Clean Up Your Own Mess
As an ER volunteer during college, I cleaned up countless lac trays. As a resident, I heard stories of how community attendings would walk into a room with the patient prepped, irrigated, and covered in sterile drapes and that I would only need to spend a few minutes suturing before a tech placed a bandage, cleaned up and I could move on to the next patient. After working in several ERs since residency that ranged from inner city to more well-heeled communities, I’ve yet to experience this phenomenon.
As a result, I am a strong advocate for cleaning up my own mess (at least in the ER, apologies to my wife). If everything goes in the trash or sharps box, it’s just as easy for you to throw it out as it is for the nurse. The staff appreciates it, and this act humanizes you in front of the patient. Also, there’s something a plastic surgery resident said to me that’s stuck with me since I was a third-year med student: Because patients typically only see the bandage covering the lac repair, you want to make sure that it looks beautiful and everything else is cleaned up. They won’t judge your repair for a couple of days, but if the bandage looks good, they’ll think the whole thing looks good and they’ll leave happy. Therefore, before you clean up the trash, take the time to clean up the patient and dress the wound carefully. Or at least explain to the patient that the nurse will come in and put the appropriate dressing over the wound.
Repairing the Relationship
Although a chairman or nurse manager is sometimes asked to pull two people into a room and referee while they sort out the issue, my initial approach is to step back and not get into a “he said-she said” situation. Once you’ve understood your role in this situation, and before going to ED administration, I suggest you take the first step and approach the nurse to discuss the interaction. Do this face-to-face, off the unit, without patients or other staff nearby. While it doesn’t hurt to be friendly with people you work with, you don’t have to be friends. At the very least, however, you must maintain a relationship that allows for professional success. Starting with an apology is probably appropriate, even if it’s to say that you’re sorry for leaving a mess. Indicate that you want to discuss the entire situation and that you accept part of the blame. However, you also can say to the nurse that if she has a problem with you, it’s appropriate to address it directly with you, and not at the nurses’ station.

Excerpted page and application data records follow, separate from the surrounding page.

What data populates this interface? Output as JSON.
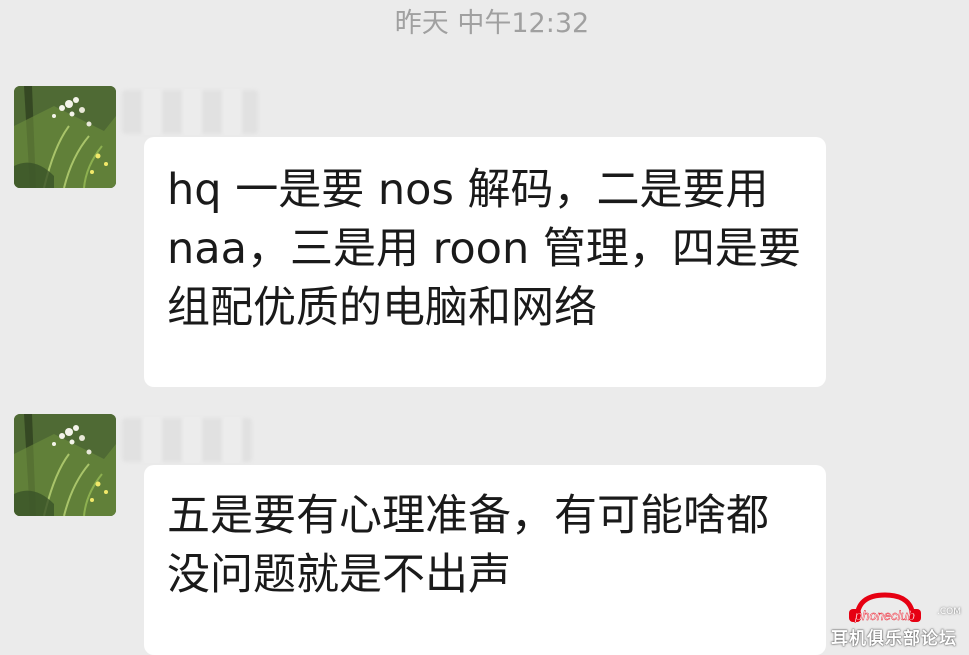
{
  "header": {
    "timestamp": "昨天 中午12:32"
  },
  "messages": [
    {
      "lines": [
        "hq 一是要 nos 解码，二是要用",
        "naa，三是用 roon 管理，四是要",
        "组配优质的电脑和网络"
      ]
    },
    {
      "lines": [
        "五是要有心理准备，有可能啥都",
        "没问题就是不出声"
      ]
    }
  ],
  "watermark": {
    "text": "耳机俱乐部论坛",
    "domain": ".COM"
  },
  "colors": {
    "background": "#ebebeb",
    "bubble": "#ffffff",
    "text": "#1a1a1a",
    "timestamp": "#a0a0a0",
    "watermark_red": "#e60012"
  },
  "icons": {
    "avatar": "plant-photo-avatar",
    "watermark_logo": "headphone-logo-icon"
  }
}
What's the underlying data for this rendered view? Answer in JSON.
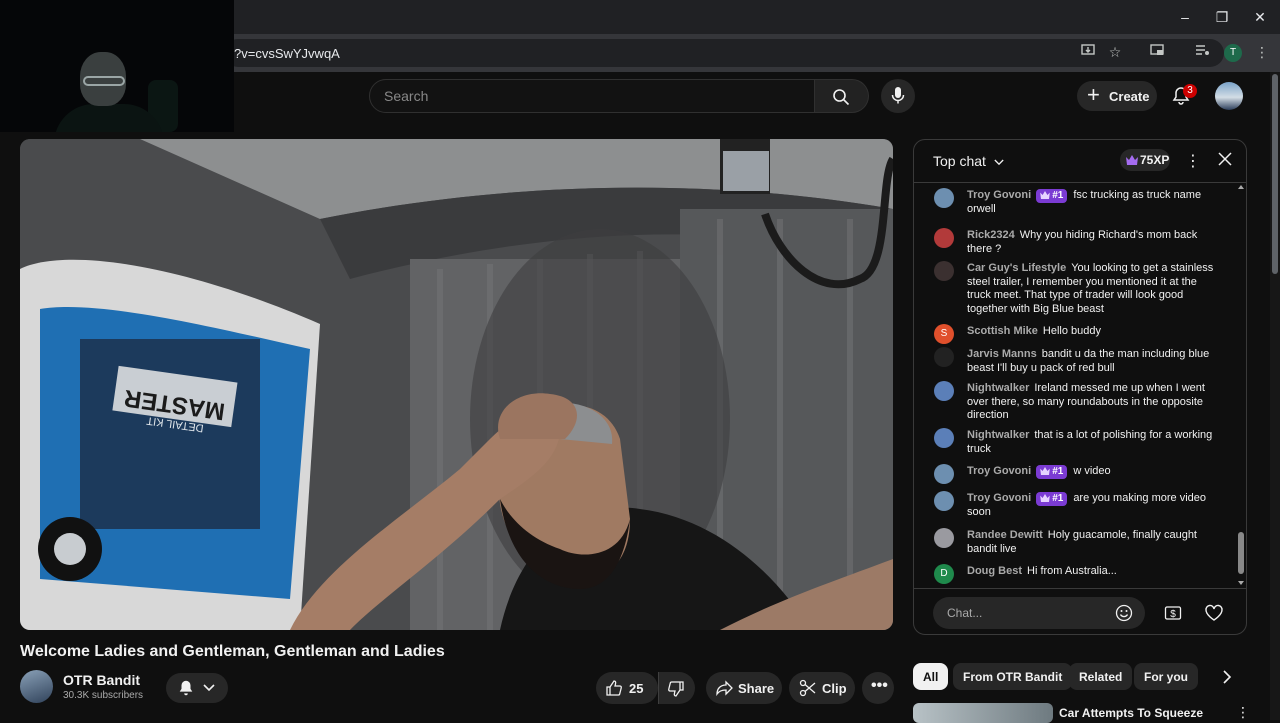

It’s also important to focus on the productivity of the team and not on emotions or personal attacks. Start by having her tell you what happened from her point of view, just like you would listen to a patient complain about their ER visit. It’s important to let her talk and then paraphrase her issues so she knows that you’ve really heard her. Then you can tell your side of the story. But remember, keep your emotions in check. Finally, try to establish a mutual, cooperative understanding that includes a solution about what to do and what not to do in similar circumstances in the future.

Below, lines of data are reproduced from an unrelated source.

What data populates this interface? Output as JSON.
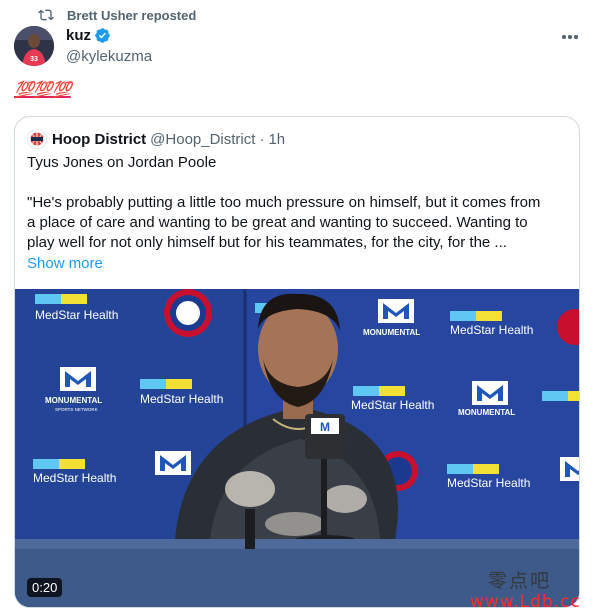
{
  "repost": {
    "icon": "repost-icon",
    "text": "Brett Usher reposted"
  },
  "author": {
    "name": "kuz",
    "handle": "@kylekuzma",
    "verified_icon": "verified-badge-icon",
    "avatar_icon": "avatar"
  },
  "more_icon": "more-horizontal-icon",
  "tweet": {
    "text": "💯💯💯"
  },
  "quote": {
    "avatar_icon": "hoop-district-logo",
    "name": "Hoop District",
    "handle": "@Hoop_District",
    "separator": "·",
    "time": "1h",
    "title": "Tyus Jones on Jordan Poole",
    "body_lines": [
      "\"He's probably putting a little too much pressure on himself, but it comes from",
      "a place of care and wanting to be great and wanting to succeed. Wanting to",
      "play well for not only himself but for his teammates, for the city, for the ..."
    ],
    "show_more": "Show more"
  },
  "media": {
    "duration": "0:20",
    "backdrop_labels": {
      "medstar": "MedStar Health",
      "monumental": "MONUMENTAL",
      "monumental_sub": "SPORTS NETWORK",
      "mic_flag": "M"
    }
  },
  "watermark": {
    "cn": "零点吧",
    "url": "www.Ldb.cc"
  },
  "colors": {
    "link": "#1d9bf0",
    "secondary_text": "#536471",
    "verified": "#1d9bf0",
    "backdrop": "#253a86",
    "border": "#cfd9de"
  }
}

The reality is that conflict between docs and nurses happens all the time in the ER. However, because the success of the ED is usually so intertwined in the doc-nurse relationship, we need to quickly resolve these conflicts and maintain or improve our professional relationships. As we understand each other’s jobs and responsibilities and agree how future potential difficult situations should be handled, we are building communication patterns that avoid potential conflict while building our team.